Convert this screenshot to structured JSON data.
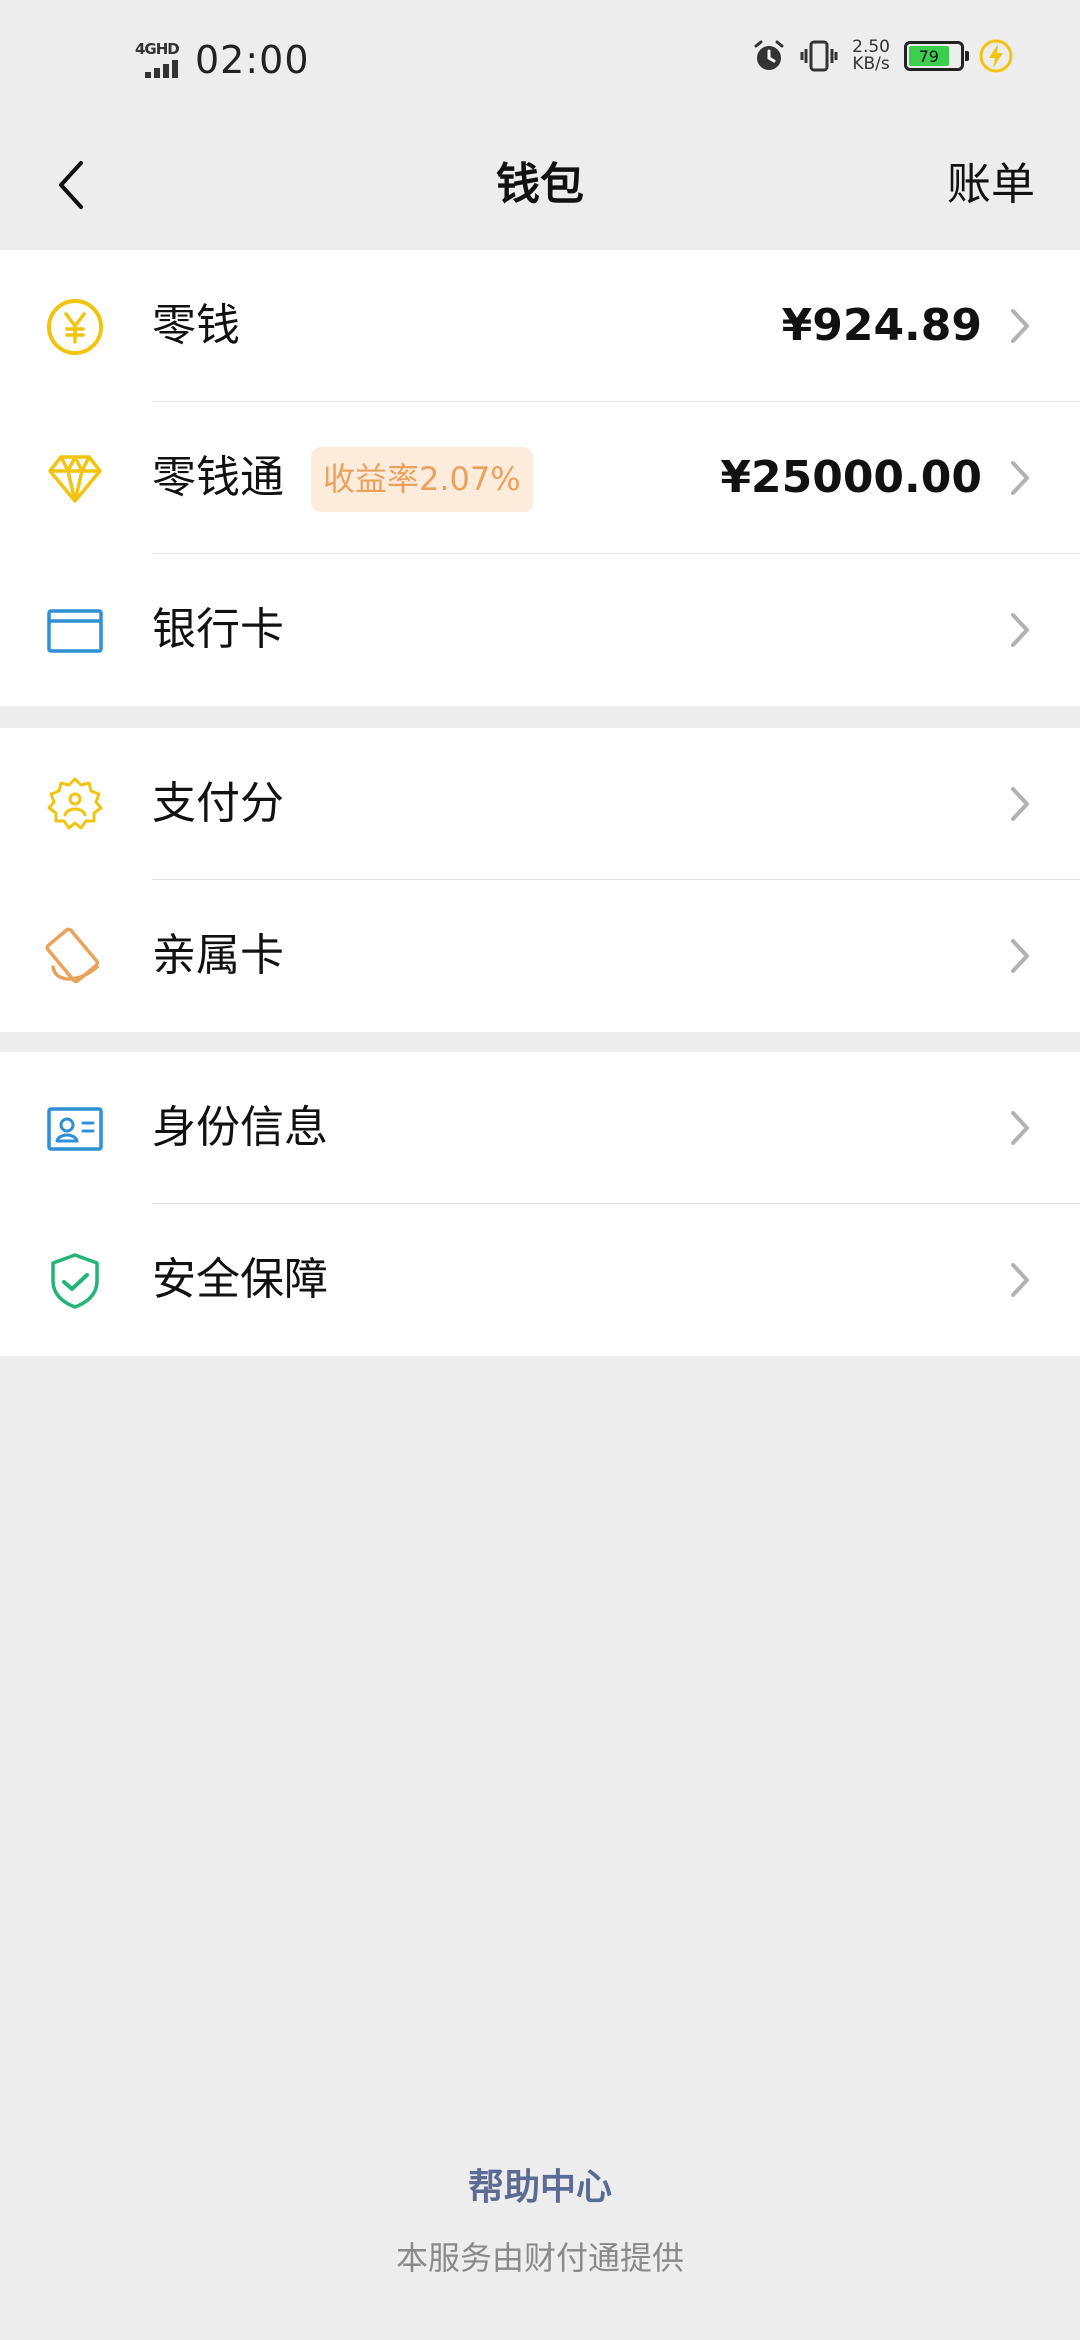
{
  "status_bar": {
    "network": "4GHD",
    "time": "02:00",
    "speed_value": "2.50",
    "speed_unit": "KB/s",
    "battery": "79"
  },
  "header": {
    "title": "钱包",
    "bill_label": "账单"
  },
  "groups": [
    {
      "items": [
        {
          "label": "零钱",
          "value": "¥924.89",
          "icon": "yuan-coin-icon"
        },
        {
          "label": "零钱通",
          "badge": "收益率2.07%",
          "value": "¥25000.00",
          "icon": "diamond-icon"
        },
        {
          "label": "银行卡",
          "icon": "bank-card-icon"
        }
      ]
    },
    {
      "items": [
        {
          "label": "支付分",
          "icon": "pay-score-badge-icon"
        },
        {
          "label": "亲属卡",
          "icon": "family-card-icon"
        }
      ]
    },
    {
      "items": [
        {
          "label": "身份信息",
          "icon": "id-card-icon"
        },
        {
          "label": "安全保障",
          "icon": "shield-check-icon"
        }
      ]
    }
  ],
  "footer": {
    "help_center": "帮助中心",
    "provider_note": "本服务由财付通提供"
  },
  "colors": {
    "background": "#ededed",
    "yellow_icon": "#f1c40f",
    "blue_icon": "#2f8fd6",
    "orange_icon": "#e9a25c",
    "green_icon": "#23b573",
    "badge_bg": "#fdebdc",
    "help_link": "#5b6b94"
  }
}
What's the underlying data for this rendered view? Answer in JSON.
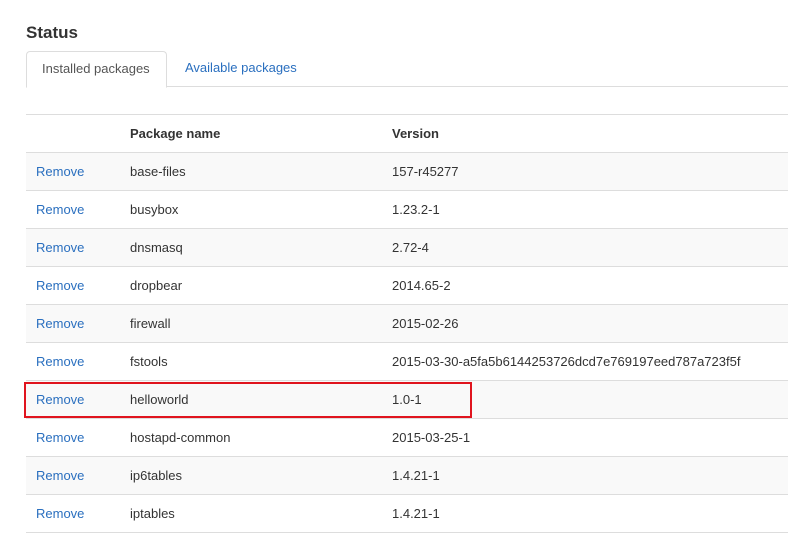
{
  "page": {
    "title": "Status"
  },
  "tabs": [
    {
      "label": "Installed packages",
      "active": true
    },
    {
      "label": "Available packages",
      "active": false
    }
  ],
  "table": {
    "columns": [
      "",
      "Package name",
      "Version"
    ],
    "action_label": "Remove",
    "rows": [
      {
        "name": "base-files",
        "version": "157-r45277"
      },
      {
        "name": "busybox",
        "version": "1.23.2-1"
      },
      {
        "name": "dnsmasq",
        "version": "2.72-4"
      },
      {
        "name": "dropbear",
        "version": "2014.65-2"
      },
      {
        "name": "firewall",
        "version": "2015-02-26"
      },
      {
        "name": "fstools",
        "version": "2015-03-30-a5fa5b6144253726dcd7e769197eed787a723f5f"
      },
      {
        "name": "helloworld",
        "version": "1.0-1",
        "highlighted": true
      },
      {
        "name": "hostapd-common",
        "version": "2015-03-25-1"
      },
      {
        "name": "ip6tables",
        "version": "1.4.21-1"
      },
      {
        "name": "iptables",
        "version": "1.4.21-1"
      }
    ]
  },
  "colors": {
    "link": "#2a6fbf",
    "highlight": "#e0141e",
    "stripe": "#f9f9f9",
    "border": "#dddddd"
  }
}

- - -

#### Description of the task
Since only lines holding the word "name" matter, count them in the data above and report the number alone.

#### Response
11